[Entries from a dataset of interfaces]
- Opening Delimiter -
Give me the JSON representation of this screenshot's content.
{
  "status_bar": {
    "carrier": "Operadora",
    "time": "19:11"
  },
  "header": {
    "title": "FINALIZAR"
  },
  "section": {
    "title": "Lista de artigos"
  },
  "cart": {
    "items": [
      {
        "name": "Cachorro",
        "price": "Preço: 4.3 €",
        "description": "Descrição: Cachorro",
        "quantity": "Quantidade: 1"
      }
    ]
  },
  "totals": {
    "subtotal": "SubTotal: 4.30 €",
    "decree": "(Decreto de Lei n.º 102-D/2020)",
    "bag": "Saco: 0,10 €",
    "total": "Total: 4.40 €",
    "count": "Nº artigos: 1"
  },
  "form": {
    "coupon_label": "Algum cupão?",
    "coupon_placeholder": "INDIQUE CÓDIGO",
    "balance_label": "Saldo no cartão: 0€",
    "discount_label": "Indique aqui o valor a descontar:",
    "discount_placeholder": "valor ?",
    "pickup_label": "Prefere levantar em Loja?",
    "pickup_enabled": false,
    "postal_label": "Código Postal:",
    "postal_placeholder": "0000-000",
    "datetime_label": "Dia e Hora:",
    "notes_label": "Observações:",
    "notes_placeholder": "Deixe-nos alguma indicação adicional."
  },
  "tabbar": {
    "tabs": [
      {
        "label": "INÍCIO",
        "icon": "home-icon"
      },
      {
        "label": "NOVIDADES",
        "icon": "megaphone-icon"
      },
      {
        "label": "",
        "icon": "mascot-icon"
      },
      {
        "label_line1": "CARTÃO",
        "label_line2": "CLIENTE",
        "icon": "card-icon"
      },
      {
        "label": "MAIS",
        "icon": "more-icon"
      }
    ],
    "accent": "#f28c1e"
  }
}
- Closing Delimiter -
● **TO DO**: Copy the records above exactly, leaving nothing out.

● **WORKED SOLUTION**:
Give me the JSON representation of this screenshot's content.
{
  "status_bar": {
    "carrier": "Operadora",
    "time": "19:11"
  },
  "header": {
    "title": "FINALIZAR"
  },
  "section": {
    "title": "Lista de artigos"
  },
  "cart": {
    "items": [
      {
        "name": "Cachorro",
        "price": "Preço: 4.3 €",
        "description": "Descrição: Cachorro",
        "quantity": "Quantidade: 1"
      }
    ]
  },
  "totals": {
    "subtotal": "SubTotal: 4.30 €",
    "decree": "(Decreto de Lei n.º 102-D/2020)",
    "bag": "Saco: 0,10 €",
    "total": "Total: 4.40 €",
    "count": "Nº artigos: 1"
  },
  "form": {
    "coupon_label": "Algum cupão?",
    "coupon_placeholder": "INDIQUE CÓDIGO",
    "balance_label": "Saldo no cartão: 0€",
    "discount_label": "Indique aqui o valor a descontar:",
    "discount_placeholder": "valor ?",
    "pickup_label": "Prefere levantar em Loja?",
    "pickup_enabled": false,
    "postal_label": "Código Postal:",
    "postal_placeholder": "0000-000",
    "datetime_label": "Dia e Hora:",
    "notes_label": "Observações:",
    "notes_placeholder": "Deixe-nos alguma indicação adicional."
  },
  "tabbar": {
    "tabs": [
      {
        "label": "INÍCIO",
        "icon": "home-icon"
      },
      {
        "label": "NOVIDADES",
        "icon": "megaphone-icon"
      },
      {
        "label": "",
        "icon": "mascot-icon"
      },
      {
        "label_line1": "CARTÃO",
        "label_line2": "CLIENTE",
        "icon": "card-icon"
      },
      {
        "label": "MAIS",
        "icon": "more-icon"
      }
    ],
    "accent": "#f28c1e"
  }
}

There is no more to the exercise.